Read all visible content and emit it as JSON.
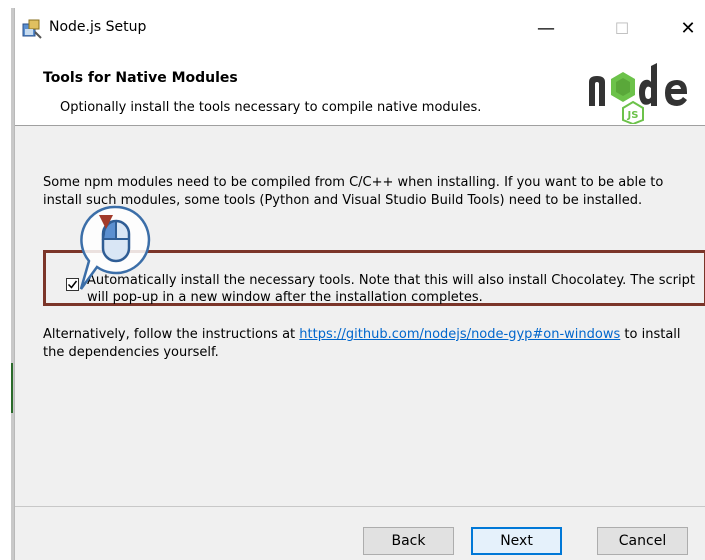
{
  "window": {
    "title": "Node.js Setup",
    "minimize": "—",
    "maximize": "☐",
    "close": "✕"
  },
  "header": {
    "title": "Tools for Native Modules",
    "subtitle": "Optionally install the tools necessary to compile native modules.",
    "logo_text": "node",
    "logo_badge": "JS"
  },
  "content": {
    "paragraph1": "Some npm modules need to be compiled from C/C++ when installing. If you want to be able to install such modules, some tools (Python and Visual Studio Build Tools) need to be installed.",
    "checkbox_label": "Automatically install the necessary tools. Note that this will also install Chocolatey. The script will pop-up in a new window after the installation completes.",
    "checkbox_checked": true,
    "paragraph2_prefix": "Alternatively, follow the instructions at ",
    "link": "https://github.com/nodejs/node-gyp#on-windows",
    "paragraph2_suffix": " to install the dependencies yourself."
  },
  "buttons": {
    "back": "Back",
    "next": "Next",
    "cancel": "Cancel"
  },
  "colors": {
    "highlight": "#7b3529",
    "node_green": "#6cc24a",
    "node_dark": "#333333",
    "link": "#0066cc",
    "focus": "#0078d7"
  }
}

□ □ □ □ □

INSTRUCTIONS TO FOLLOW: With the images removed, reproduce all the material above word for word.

WRITTEN SOLUTION:
Read all visible content and emit it as JSON.
{
  "window": {
    "title": "Node.js Setup",
    "minimize": "—",
    "maximize": "☐",
    "close": "✕"
  },
  "header": {
    "title": "Tools for Native Modules",
    "subtitle": "Optionally install the tools necessary to compile native modules.",
    "logo_text": "node",
    "logo_badge": "JS"
  },
  "content": {
    "paragraph1": "Some npm modules need to be compiled from C/C++ when installing. If you want to be able to install such modules, some tools (Python and Visual Studio Build Tools) need to be installed.",
    "checkbox_label": "Automatically install the necessary tools. Note that this will also install Chocolatey. The script will pop-up in a new window after the installation completes.",
    "checkbox_checked": true,
    "paragraph2_prefix": "Alternatively, follow the instructions at ",
    "link": "https://github.com/nodejs/node-gyp#on-windows",
    "paragraph2_suffix": " to install the dependencies yourself."
  },
  "buttons": {
    "back": "Back",
    "next": "Next",
    "cancel": "Cancel"
  },
  "colors": {
    "highlight": "#7b3529",
    "node_green": "#6cc24a",
    "node_dark": "#333333",
    "link": "#0066cc",
    "focus": "#0078d7"
  }
}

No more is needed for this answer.